━━━ PROVIDED RECORDS

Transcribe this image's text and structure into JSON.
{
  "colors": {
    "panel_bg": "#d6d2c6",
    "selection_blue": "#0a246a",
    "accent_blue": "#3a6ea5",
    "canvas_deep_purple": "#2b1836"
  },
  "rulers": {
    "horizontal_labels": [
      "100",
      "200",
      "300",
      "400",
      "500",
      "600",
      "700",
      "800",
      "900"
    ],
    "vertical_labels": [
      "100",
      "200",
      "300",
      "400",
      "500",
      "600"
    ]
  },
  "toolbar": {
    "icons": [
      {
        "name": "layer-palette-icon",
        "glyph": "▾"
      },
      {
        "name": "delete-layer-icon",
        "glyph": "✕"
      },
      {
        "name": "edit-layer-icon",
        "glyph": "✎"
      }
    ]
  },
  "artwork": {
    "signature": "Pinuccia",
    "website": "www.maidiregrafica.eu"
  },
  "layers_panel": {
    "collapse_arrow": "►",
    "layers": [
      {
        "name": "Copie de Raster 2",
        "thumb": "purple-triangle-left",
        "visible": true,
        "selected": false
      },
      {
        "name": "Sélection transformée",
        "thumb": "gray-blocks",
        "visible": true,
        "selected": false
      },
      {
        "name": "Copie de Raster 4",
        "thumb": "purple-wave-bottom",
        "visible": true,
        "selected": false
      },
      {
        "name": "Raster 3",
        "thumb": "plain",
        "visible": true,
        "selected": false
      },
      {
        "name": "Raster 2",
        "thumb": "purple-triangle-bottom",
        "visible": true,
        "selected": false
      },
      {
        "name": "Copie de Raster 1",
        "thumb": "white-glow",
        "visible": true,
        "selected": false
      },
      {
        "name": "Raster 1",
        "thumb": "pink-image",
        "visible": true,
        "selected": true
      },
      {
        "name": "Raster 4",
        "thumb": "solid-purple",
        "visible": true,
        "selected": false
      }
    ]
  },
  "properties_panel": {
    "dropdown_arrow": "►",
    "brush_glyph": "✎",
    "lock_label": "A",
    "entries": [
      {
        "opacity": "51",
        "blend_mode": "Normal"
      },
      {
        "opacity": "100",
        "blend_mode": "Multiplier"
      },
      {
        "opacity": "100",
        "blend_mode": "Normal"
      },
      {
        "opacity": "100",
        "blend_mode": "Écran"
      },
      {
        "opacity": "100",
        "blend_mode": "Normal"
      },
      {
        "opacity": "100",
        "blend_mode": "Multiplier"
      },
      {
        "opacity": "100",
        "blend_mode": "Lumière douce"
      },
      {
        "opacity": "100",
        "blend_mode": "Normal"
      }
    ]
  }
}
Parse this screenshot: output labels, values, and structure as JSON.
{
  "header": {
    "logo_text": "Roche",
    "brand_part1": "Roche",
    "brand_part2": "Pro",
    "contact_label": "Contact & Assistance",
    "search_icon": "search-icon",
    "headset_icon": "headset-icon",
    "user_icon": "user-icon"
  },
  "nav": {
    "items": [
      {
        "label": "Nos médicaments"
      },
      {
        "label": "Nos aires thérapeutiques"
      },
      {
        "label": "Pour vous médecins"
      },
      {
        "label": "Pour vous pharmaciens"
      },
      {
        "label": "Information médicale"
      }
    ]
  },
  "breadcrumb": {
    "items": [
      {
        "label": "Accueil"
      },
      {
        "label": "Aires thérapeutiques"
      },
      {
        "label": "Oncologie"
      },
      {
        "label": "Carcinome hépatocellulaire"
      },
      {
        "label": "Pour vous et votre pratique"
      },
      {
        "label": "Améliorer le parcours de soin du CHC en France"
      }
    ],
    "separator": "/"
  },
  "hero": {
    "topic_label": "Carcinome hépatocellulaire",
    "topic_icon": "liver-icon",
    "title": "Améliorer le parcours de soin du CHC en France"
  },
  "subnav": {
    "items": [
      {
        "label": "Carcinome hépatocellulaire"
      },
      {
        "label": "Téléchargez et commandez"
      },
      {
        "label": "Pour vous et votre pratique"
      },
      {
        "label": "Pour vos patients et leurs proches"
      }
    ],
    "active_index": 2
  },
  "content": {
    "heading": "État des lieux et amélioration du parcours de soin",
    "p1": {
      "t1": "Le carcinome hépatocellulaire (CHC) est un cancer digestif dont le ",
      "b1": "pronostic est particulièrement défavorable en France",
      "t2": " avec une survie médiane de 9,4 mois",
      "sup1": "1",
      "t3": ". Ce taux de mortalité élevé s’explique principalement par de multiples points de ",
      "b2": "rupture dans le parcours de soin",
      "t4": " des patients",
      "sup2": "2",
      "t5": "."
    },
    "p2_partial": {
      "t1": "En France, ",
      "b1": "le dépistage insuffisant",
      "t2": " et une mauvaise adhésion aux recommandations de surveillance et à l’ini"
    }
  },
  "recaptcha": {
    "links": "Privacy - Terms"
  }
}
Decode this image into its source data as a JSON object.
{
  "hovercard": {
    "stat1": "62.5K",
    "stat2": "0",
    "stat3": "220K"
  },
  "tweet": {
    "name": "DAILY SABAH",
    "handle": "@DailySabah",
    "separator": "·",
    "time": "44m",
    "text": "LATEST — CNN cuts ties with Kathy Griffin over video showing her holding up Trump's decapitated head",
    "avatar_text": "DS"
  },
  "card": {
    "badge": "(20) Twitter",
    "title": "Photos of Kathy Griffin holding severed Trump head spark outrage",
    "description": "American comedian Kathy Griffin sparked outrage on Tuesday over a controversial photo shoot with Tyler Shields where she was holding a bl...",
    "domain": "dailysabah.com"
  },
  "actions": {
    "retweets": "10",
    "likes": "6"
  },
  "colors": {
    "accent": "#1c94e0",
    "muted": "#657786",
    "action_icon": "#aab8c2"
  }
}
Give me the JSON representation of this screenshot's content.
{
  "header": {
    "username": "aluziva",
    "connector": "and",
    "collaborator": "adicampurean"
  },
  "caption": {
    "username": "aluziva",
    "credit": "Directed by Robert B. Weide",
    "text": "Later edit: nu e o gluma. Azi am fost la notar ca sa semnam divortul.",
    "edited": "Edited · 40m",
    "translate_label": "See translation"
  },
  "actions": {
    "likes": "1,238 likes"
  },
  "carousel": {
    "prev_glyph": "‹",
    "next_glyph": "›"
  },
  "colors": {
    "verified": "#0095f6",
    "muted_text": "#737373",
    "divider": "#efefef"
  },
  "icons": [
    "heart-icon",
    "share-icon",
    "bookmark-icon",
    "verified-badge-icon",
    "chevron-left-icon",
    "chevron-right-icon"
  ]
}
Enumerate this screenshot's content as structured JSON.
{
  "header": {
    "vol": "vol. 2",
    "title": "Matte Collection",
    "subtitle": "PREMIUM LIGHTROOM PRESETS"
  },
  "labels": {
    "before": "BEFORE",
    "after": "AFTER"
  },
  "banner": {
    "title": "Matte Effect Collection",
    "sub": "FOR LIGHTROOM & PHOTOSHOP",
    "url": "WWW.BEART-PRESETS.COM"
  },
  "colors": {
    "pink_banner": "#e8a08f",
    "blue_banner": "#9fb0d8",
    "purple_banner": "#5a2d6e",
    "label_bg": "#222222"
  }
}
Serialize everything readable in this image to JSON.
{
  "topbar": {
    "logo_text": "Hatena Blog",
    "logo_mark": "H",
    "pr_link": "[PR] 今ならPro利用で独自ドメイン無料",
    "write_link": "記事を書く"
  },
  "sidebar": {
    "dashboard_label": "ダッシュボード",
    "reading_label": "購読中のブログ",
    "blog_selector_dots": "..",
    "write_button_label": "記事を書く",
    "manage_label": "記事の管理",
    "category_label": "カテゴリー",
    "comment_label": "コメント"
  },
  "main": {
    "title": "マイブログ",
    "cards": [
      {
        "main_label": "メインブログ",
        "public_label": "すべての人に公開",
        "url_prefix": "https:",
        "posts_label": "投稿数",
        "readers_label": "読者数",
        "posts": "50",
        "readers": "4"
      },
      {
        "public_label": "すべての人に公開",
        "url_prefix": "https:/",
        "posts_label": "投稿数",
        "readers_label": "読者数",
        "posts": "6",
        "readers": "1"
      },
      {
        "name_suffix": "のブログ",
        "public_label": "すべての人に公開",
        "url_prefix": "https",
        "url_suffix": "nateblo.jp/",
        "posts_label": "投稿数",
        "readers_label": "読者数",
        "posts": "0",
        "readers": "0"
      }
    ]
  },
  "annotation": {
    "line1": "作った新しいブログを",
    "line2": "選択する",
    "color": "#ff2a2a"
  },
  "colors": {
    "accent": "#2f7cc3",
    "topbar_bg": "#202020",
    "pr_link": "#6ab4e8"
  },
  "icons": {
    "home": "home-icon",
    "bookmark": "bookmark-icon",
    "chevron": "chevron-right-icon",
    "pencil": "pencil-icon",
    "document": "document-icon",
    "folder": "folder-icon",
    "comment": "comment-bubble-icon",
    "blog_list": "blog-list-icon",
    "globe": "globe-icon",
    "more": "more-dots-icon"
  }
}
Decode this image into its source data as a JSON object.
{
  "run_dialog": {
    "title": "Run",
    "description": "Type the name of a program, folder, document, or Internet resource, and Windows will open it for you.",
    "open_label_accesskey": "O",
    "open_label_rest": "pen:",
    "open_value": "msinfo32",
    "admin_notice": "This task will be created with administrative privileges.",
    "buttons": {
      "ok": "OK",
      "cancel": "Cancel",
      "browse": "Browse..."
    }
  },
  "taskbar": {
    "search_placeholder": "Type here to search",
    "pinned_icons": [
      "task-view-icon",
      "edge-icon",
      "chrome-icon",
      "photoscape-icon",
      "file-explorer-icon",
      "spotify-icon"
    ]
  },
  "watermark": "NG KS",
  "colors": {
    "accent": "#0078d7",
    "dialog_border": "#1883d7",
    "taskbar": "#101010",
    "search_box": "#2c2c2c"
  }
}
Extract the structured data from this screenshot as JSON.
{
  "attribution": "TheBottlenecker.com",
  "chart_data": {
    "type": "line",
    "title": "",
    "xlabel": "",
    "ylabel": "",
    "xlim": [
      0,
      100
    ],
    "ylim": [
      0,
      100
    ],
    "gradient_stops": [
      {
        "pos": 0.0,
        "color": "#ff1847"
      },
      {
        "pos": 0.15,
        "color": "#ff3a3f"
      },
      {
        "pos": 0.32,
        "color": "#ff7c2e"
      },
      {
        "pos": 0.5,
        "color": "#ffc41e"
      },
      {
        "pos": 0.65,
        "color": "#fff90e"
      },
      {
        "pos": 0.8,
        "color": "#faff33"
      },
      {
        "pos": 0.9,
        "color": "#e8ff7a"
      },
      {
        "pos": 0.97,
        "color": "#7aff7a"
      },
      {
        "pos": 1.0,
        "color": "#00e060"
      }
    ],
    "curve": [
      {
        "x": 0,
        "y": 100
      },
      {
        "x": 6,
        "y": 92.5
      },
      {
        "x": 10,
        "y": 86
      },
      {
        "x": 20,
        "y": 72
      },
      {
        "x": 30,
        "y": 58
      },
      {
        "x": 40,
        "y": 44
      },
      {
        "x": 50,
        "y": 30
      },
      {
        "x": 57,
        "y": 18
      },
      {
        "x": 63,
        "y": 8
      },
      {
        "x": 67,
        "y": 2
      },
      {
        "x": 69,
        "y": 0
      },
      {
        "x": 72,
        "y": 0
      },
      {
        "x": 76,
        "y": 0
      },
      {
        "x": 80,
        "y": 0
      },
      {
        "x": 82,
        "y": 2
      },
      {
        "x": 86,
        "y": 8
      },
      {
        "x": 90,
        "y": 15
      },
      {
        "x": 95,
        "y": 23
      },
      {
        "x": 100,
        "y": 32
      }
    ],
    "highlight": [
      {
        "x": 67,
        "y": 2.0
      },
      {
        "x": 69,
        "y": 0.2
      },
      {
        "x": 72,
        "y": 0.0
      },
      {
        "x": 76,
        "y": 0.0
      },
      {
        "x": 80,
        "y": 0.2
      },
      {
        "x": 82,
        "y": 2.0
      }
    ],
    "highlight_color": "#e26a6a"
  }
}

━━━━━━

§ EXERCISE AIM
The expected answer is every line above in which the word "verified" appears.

§ COMPLETED EXERCISE
    "verified": "#0095f6",
    "verified-badge-icon",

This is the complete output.